» PROBLEM REQUIREMENTS
All entries below are to be duplicated verbatim.

» Excerpts from an interface dataset
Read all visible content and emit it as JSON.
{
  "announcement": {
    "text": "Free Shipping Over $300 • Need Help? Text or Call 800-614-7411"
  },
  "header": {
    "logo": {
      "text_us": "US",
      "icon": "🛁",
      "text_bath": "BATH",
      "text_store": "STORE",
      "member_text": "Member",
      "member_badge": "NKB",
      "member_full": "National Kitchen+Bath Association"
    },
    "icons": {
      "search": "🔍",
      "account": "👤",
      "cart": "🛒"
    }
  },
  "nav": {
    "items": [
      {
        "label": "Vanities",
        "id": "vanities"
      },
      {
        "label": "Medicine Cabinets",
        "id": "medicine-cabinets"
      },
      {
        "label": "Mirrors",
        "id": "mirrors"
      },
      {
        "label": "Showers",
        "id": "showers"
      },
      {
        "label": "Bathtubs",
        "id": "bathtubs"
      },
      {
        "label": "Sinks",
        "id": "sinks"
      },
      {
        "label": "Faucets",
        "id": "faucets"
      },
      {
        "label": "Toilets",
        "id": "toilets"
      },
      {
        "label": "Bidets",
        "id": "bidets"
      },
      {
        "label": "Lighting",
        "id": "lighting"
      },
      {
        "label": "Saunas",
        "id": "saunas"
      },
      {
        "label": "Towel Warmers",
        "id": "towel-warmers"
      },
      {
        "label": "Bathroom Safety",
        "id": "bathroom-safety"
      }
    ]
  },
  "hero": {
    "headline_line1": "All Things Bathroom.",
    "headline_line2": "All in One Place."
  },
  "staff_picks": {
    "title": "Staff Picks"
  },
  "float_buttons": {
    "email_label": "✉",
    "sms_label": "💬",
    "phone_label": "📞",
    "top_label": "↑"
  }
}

» RESULT OF THE EXERCISE
Read all visible content and emit it as JSON.
{
  "announcement": {
    "text": "Free Shipping Over $300 • Need Help? Text or Call 800-614-7411"
  },
  "header": {
    "logo": {
      "text_us": "US",
      "icon": "🛁",
      "text_bath": "BATH",
      "text_store": "STORE",
      "member_text": "Member",
      "member_badge": "NKB",
      "member_full": "National Kitchen+Bath Association"
    },
    "icons": {
      "search": "🔍",
      "account": "👤",
      "cart": "🛒"
    }
  },
  "nav": {
    "items": [
      {
        "label": "Vanities",
        "id": "vanities"
      },
      {
        "label": "Medicine Cabinets",
        "id": "medicine-cabinets"
      },
      {
        "label": "Mirrors",
        "id": "mirrors"
      },
      {
        "label": "Showers",
        "id": "showers"
      },
      {
        "label": "Bathtubs",
        "id": "bathtubs"
      },
      {
        "label": "Sinks",
        "id": "sinks"
      },
      {
        "label": "Faucets",
        "id": "faucets"
      },
      {
        "label": "Toilets",
        "id": "toilets"
      },
      {
        "label": "Bidets",
        "id": "bidets"
      },
      {
        "label": "Lighting",
        "id": "lighting"
      },
      {
        "label": "Saunas",
        "id": "saunas"
      },
      {
        "label": "Towel Warmers",
        "id": "towel-warmers"
      },
      {
        "label": "Bathroom Safety",
        "id": "bathroom-safety"
      }
    ]
  },
  "hero": {
    "headline_line1": "All Things Bathroom.",
    "headline_line2": "All in One Place."
  },
  "staff_picks": {
    "title": "Staff Picks"
  },
  "float_buttons": {
    "email_label": "✉",
    "sms_label": "💬",
    "phone_label": "📞",
    "top_label": "↑"
  }
}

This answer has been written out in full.